Spain exports architects, but also architecture. In the crisis, the media have turned the spotlight on the youth exodus: thousands of architects with a good polytechnical training who have sought in other European countries, in Latin America, the Gulf or China the opportunities that Spain does not offer. But this professional migration is less traumatic than those of the past, because the Erasmus generation is at greater ease around the world than the previous ones, and because the cheap flights and the communication means at hand let them stay connected and close wherever they are. If they return, they will have better technical and language skills, enriching the country with the diversity of their professional and cultural experience. The current clamor against the ‘forced exile’ or the ‘brain drain’ does not seem entirely justified: the young architects outside Spain are an asset, and the group most capable of adapting to an uncertain environment.

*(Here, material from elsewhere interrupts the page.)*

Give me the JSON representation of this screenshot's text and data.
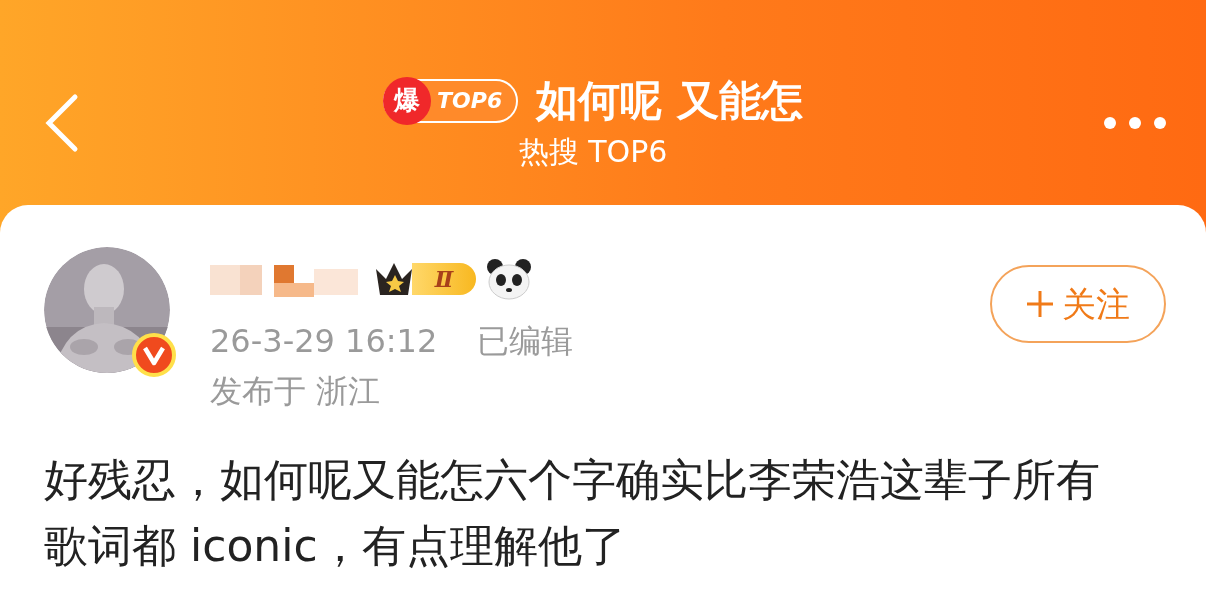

Aside from this export of young professionals, Spanish architecture has tried to ride the current economic winds by exporting work and talent: from the studios with international renown to the large offices with management capacity, and even the emerging studios or recently graduated architects, all of them look abroad for the projects that are hard to find either in the public or in the private sector, given the country’s situation. Competition is indeed fierce, regulations often labyrinthian, and construction customs always different, but in the end architecture is an Esperanto that makes us all feel like speakers of a common language. The examples published in this issue, all of them located in Europe, stress the advantages of working in a continent without national boundaries, and underscore the critical importance of this shared political project, even though the flames of European enthusiasm of not so long ago are now only embers that need to be revived.
Along with these two exporting flows, of people and of services, Spain has also sent abroad a large academic representation that is joining the most important American and European universities, and this qualified migration of teachers strengthens the professional and personal ties that weave this wide network. Quite some time ago I described our own as a ‘peninsula without perimeter’, understanding that a history shaped by centripetal and centrifugal migrations is ill at ease with isolation and closure. The demographic systole and diastole we are witnessing of late can be interpreted as a heartbeat or as a convulsion, as the long waves of our common adventure or as a perfect storm in a country that has gone from ecstasy to exasperation. Be it as it may, this debt-ridden and exhausted country needs to export – professionals, projects or professors –, and in doing so architecture participates in the choral effort of economic and social regeneration.